● Information provided
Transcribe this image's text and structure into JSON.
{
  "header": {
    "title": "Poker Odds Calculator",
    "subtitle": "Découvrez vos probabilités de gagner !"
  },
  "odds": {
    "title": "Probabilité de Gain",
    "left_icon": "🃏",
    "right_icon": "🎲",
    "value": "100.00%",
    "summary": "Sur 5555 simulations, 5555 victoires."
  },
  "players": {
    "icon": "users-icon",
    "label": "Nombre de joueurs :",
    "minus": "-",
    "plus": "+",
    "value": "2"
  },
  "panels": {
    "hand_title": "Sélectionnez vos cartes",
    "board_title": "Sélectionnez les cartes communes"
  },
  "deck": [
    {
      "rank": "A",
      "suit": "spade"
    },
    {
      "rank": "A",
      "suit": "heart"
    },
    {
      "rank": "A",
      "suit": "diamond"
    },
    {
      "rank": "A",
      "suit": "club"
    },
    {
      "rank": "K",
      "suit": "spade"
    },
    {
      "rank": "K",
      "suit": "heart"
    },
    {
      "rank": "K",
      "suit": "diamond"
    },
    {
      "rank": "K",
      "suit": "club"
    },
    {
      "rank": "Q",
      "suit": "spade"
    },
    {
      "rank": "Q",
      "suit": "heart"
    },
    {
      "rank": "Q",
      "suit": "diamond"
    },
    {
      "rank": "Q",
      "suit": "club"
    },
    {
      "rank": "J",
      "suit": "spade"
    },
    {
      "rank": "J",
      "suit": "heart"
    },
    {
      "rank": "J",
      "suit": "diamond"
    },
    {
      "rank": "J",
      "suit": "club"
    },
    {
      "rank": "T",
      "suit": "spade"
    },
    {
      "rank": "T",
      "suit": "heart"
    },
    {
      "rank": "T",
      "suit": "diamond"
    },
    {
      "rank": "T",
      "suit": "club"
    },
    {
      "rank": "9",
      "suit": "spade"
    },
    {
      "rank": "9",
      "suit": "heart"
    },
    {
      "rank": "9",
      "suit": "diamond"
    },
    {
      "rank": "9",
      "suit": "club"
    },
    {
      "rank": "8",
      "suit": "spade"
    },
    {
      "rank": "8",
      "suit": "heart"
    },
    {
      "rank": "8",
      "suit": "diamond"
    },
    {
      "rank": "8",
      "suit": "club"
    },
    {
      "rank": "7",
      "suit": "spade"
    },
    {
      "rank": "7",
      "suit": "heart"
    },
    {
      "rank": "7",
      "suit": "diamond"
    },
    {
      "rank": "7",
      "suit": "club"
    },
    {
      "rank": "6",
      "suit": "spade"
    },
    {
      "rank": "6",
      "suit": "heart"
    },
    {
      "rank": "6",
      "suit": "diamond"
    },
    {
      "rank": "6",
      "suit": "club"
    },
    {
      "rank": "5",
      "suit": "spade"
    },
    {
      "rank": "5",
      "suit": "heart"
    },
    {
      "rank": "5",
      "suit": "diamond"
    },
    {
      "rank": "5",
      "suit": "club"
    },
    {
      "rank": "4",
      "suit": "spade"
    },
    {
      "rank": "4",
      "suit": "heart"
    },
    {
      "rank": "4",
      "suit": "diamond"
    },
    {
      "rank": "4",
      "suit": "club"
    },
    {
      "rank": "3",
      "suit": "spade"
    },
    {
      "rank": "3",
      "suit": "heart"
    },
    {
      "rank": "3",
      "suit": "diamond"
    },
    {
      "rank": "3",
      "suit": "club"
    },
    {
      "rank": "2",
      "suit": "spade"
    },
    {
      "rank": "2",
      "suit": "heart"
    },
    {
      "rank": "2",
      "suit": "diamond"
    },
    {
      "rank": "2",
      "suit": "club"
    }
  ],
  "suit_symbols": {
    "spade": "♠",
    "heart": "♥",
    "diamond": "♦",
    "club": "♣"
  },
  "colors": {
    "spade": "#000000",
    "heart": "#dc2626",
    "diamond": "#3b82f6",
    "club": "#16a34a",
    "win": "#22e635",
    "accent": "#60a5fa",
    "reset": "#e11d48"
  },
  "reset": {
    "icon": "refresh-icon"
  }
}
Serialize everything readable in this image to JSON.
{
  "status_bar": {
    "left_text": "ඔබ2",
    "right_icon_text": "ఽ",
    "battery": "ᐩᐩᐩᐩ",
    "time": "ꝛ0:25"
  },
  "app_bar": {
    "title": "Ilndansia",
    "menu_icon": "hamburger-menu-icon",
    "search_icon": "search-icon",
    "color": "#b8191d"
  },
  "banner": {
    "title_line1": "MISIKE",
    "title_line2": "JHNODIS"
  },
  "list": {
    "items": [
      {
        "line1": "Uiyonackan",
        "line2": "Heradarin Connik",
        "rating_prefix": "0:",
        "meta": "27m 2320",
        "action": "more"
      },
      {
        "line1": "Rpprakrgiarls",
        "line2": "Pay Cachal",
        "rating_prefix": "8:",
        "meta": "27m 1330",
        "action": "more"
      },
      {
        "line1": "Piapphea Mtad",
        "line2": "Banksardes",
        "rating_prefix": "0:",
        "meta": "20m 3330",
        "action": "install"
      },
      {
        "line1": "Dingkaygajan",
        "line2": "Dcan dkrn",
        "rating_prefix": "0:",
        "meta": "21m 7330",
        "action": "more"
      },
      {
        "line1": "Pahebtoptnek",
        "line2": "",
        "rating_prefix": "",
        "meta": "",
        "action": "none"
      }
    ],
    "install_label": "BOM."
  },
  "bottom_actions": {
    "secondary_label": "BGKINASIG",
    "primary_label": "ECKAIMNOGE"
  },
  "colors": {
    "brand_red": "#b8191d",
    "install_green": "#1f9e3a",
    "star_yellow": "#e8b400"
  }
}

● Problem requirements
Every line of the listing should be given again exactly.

● Response for this exercise
Transcribe this image's text and structure into JSON.
{
  "header": {
    "title": "Poker Odds Calculator",
    "subtitle": "Découvrez vos probabilités de gagner !"
  },
  "odds": {
    "title": "Probabilité de Gain",
    "left_icon": "🃏",
    "right_icon": "🎲",
    "value": "100.00%",
    "summary": "Sur 5555 simulations, 5555 victoires."
  },
  "players": {
    "icon": "users-icon",
    "label": "Nombre de joueurs :",
    "minus": "-",
    "plus": "+",
    "value": "2"
  },
  "panels": {
    "hand_title": "Sélectionnez vos cartes",
    "board_title": "Sélectionnez les cartes communes"
  },
  "deck": [
    {
      "rank": "A",
      "suit": "spade"
    },
    {
      "rank": "A",
      "suit": "heart"
    },
    {
      "rank": "A",
      "suit": "diamond"
    },
    {
      "rank": "A",
      "suit": "club"
    },
    {
      "rank": "K",
      "suit": "spade"
    },
    {
      "rank": "K",
      "suit": "heart"
    },
    {
      "rank": "K",
      "suit": "diamond"
    },
    {
      "rank": "K",
      "suit": "club"
    },
    {
      "rank": "Q",
      "suit": "spade"
    },
    {
      "rank": "Q",
      "suit": "heart"
    },
    {
      "rank": "Q",
      "suit": "diamond"
    },
    {
      "rank": "Q",
      "suit": "club"
    },
    {
      "rank": "J",
      "suit": "spade"
    },
    {
      "rank": "J",
      "suit": "heart"
    },
    {
      "rank": "J",
      "suit": "diamond"
    },
    {
      "rank": "J",
      "suit": "club"
    },
    {
      "rank": "T",
      "suit": "spade"
    },
    {
      "rank": "T",
      "suit": "heart"
    },
    {
      "rank": "T",
      "suit": "diamond"
    },
    {
      "rank": "T",
      "suit": "club"
    },
    {
      "rank": "9",
      "suit": "spade"
    },
    {
      "rank": "9",
      "suit": "heart"
    },
    {
      "rank": "9",
      "suit": "diamond"
    },
    {
      "rank": "9",
      "suit": "club"
    },
    {
      "rank": "8",
      "suit": "spade"
    },
    {
      "rank": "8",
      "suit": "heart"
    },
    {
      "rank": "8",
      "suit": "diamond"
    },
    {
      "rank": "8",
      "suit": "club"
    },
    {
      "rank": "7",
      "suit": "spade"
    },
    {
      "rank": "7",
      "suit": "heart"
    },
    {
      "rank": "7",
      "suit": "diamond"
    },
    {
      "rank": "7",
      "suit": "club"
    },
    {
      "rank": "6",
      "suit": "spade"
    },
    {
      "rank": "6",
      "suit": "heart"
    },
    {
      "rank": "6",
      "suit": "diamond"
    },
    {
      "rank": "6",
      "suit": "club"
    },
    {
      "rank": "5",
      "suit": "spade"
    },
    {
      "rank": "5",
      "suit": "heart"
    },
    {
      "rank": "5",
      "suit": "diamond"
    },
    {
      "rank": "5",
      "suit": "club"
    },
    {
      "rank": "4",
      "suit": "spade"
    },
    {
      "rank": "4",
      "suit": "heart"
    },
    {
      "rank": "4",
      "suit": "diamond"
    },
    {
      "rank": "4",
      "suit": "club"
    },
    {
      "rank": "3",
      "suit": "spade"
    },
    {
      "rank": "3",
      "suit": "heart"
    },
    {
      "rank": "3",
      "suit": "diamond"
    },
    {
      "rank": "3",
      "suit": "club"
    },
    {
      "rank": "2",
      "suit": "spade"
    },
    {
      "rank": "2",
      "suit": "heart"
    },
    {
      "rank": "2",
      "suit": "diamond"
    },
    {
      "rank": "2",
      "suit": "club"
    }
  ],
  "suit_symbols": {
    "spade": "♠",
    "heart": "♥",
    "diamond": "♦",
    "club": "♣"
  },
  "colors": {
    "spade": "#000000",
    "heart": "#dc2626",
    "diamond": "#3b82f6",
    "club": "#16a34a",
    "win": "#22e635",
    "accent": "#60a5fa",
    "reset": "#e11d48"
  },
  "reset": {
    "icon": "refresh-icon"
  }
}
Serialize everything readable in this image to JSON.
{
  "status_bar": {
    "left_text": "ඔබ2",
    "right_icon_text": "ఽ",
    "battery": "ᐩᐩᐩᐩ",
    "time": "ꝛ0:25"
  },
  "app_bar": {
    "title": "Ilndansia",
    "menu_icon": "hamburger-menu-icon",
    "search_icon": "search-icon",
    "color": "#b8191d"
  },
  "banner": {
    "title_line1": "MISIKE",
    "title_line2": "JHNODIS"
  },
  "list": {
    "items": [
      {
        "line1": "Uiyonackan",
        "line2": "Heradarin Connik",
        "rating_prefix": "0:",
        "meta": "27m 2320",
        "action": "more"
      },
      {
        "line1": "Rpprakrgiarls",
        "line2": "Pay Cachal",
        "rating_prefix": "8:",
        "meta": "27m 1330",
        "action": "more"
      },
      {
        "line1": "Piapphea Mtad",
        "line2": "Banksardes",
        "rating_prefix": "0:",
        "meta": "20m 3330",
        "action": "install"
      },
      {
        "line1": "Dingkaygajan",
        "line2": "Dcan dkrn",
        "rating_prefix": "0:",
        "meta": "21m 7330",
        "action": "more"
      },
      {
        "line1": "Pahebtoptnek",
        "line2": "",
        "rating_prefix": "",
        "meta": "",
        "action": "none"
      }
    ],
    "install_label": "BOM."
  },
  "bottom_actions": {
    "secondary_label": "BGKINASIG",
    "primary_label": "ECKAIMNOGE"
  },
  "colors": {
    "brand_red": "#b8191d",
    "install_green": "#1f9e3a",
    "star_yellow": "#e8b400"
  }
}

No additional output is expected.